Exercise requirements: Below are some entries. Reproduce them word for word.

*** Opening Raw data ***

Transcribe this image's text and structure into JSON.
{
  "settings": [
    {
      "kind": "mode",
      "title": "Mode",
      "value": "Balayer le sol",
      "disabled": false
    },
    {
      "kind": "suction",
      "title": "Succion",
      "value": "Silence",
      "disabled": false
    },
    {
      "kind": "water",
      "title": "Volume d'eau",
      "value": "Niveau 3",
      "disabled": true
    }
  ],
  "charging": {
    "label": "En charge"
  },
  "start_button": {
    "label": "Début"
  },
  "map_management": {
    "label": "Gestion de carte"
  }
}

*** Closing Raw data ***

Output:
Transcribe this image's text and structure into JSON.
{
  "settings": [
    {
      "kind": "mode",
      "title": "Mode",
      "value": "Balayer le sol",
      "disabled": false
    },
    {
      "kind": "suction",
      "title": "Succion",
      "value": "Silence",
      "disabled": false
    },
    {
      "kind": "water",
      "title": "Volume d'eau",
      "value": "Niveau 3",
      "disabled": true
    }
  ],
  "charging": {
    "label": "En charge"
  },
  "start_button": {
    "label": "Début"
  },
  "map_management": {
    "label": "Gestion de carte"
  }
}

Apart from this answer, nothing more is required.